» Your goal:
Each entry needs to be retyped exactly.

» The data:
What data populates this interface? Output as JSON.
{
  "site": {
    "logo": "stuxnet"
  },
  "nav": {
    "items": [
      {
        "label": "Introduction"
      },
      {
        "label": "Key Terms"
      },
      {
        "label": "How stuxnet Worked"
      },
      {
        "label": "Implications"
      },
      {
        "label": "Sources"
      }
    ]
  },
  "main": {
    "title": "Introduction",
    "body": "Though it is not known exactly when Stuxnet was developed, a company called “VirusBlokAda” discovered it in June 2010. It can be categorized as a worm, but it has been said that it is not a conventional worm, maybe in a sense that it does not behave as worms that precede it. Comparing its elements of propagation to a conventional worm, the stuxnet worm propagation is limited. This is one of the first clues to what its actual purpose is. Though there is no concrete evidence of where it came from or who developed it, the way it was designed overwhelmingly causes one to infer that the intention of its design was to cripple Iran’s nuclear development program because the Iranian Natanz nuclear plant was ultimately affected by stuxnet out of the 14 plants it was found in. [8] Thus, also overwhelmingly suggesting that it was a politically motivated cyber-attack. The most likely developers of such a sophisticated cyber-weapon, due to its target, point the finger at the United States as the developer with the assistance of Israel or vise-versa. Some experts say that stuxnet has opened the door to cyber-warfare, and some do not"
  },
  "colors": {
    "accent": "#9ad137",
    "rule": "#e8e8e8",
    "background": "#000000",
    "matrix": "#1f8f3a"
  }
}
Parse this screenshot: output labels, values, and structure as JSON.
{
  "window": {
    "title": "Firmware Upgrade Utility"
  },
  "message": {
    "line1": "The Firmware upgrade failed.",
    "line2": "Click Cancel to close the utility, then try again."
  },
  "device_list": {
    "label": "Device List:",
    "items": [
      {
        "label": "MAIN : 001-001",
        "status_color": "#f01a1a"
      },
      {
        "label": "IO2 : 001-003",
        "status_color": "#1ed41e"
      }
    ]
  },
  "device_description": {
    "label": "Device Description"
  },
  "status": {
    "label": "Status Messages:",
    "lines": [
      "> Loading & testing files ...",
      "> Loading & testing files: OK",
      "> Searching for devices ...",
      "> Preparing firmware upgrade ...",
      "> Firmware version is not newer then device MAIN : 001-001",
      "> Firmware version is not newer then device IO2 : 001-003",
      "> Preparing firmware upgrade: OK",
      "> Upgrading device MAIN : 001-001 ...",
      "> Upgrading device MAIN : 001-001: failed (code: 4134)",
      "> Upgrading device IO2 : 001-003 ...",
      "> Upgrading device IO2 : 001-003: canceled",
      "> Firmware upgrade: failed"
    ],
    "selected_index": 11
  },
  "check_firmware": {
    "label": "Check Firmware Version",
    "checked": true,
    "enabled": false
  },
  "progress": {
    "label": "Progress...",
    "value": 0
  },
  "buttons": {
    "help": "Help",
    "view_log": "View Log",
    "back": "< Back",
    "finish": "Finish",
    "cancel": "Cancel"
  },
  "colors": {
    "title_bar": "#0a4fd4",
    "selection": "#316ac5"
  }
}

» Result:
What data populates this interface? Output as JSON.
{
  "site": {
    "logo": "stuxnet"
  },
  "nav": {
    "items": [
      {
        "label": "Introduction"
      },
      {
        "label": "Key Terms"
      },
      {
        "label": "How stuxnet Worked"
      },
      {
        "label": "Implications"
      },
      {
        "label": "Sources"
      }
    ]
  },
  "main": {
    "title": "Introduction",
    "body": "Though it is not known exactly when Stuxnet was developed, a company called “VirusBlokAda” discovered it in June 2010. It can be categorized as a worm, but it has been said that it is not a conventional worm, maybe in a sense that it does not behave as worms that precede it. Comparing its elements of propagation to a conventional worm, the stuxnet worm propagation is limited. This is one of the first clues to what its actual purpose is. Though there is no concrete evidence of where it came from or who developed it, the way it was designed overwhelmingly causes one to infer that the intention of its design was to cripple Iran’s nuclear development program because the Iranian Natanz nuclear plant was ultimately affected by stuxnet out of the 14 plants it was found in. [8] Thus, also overwhelmingly suggesting that it was a politically motivated cyber-attack. The most likely developers of such a sophisticated cyber-weapon, due to its target, point the finger at the United States as the developer with the assistance of Israel or vise-versa. Some experts say that stuxnet has opened the door to cyber-warfare, and some do not"
  },
  "colors": {
    "accent": "#9ad137",
    "rule": "#e8e8e8",
    "background": "#000000",
    "matrix": "#1f8f3a"
  }
}
Parse this screenshot: output labels, values, and structure as JSON.
{
  "window": {
    "title": "Firmware Upgrade Utility"
  },
  "message": {
    "line1": "The Firmware upgrade failed.",
    "line2": "Click Cancel to close the utility, then try again."
  },
  "device_list": {
    "label": "Device List:",
    "items": [
      {
        "label": "MAIN : 001-001",
        "status_color": "#f01a1a"
      },
      {
        "label": "IO2 : 001-003",
        "status_color": "#1ed41e"
      }
    ]
  },
  "device_description": {
    "label": "Device Description"
  },
  "status": {
    "label": "Status Messages:",
    "lines": [
      "> Loading & testing files ...",
      "> Loading & testing files: OK",
      "> Searching for devices ...",
      "> Preparing firmware upgrade ...",
      "> Firmware version is not newer then device MAIN : 001-001",
      "> Firmware version is not newer then device IO2 : 001-003",
      "> Preparing firmware upgrade: OK",
      "> Upgrading device MAIN : 001-001 ...",
      "> Upgrading device MAIN : 001-001: failed (code: 4134)",
      "> Upgrading device IO2 : 001-003 ...",
      "> Upgrading device IO2 : 001-003: canceled",
      "> Firmware upgrade: failed"
    ],
    "selected_index": 11
  },
  "check_firmware": {
    "label": "Check Firmware Version",
    "checked": true,
    "enabled": false
  },
  "progress": {
    "label": "Progress...",
    "value": 0
  },
  "buttons": {
    "help": "Help",
    "view_log": "View Log",
    "back": "< Back",
    "finish": "Finish",
    "cancel": "Cancel"
  },
  "colors": {
    "title_bar": "#0a4fd4",
    "selection": "#316ac5"
  }
}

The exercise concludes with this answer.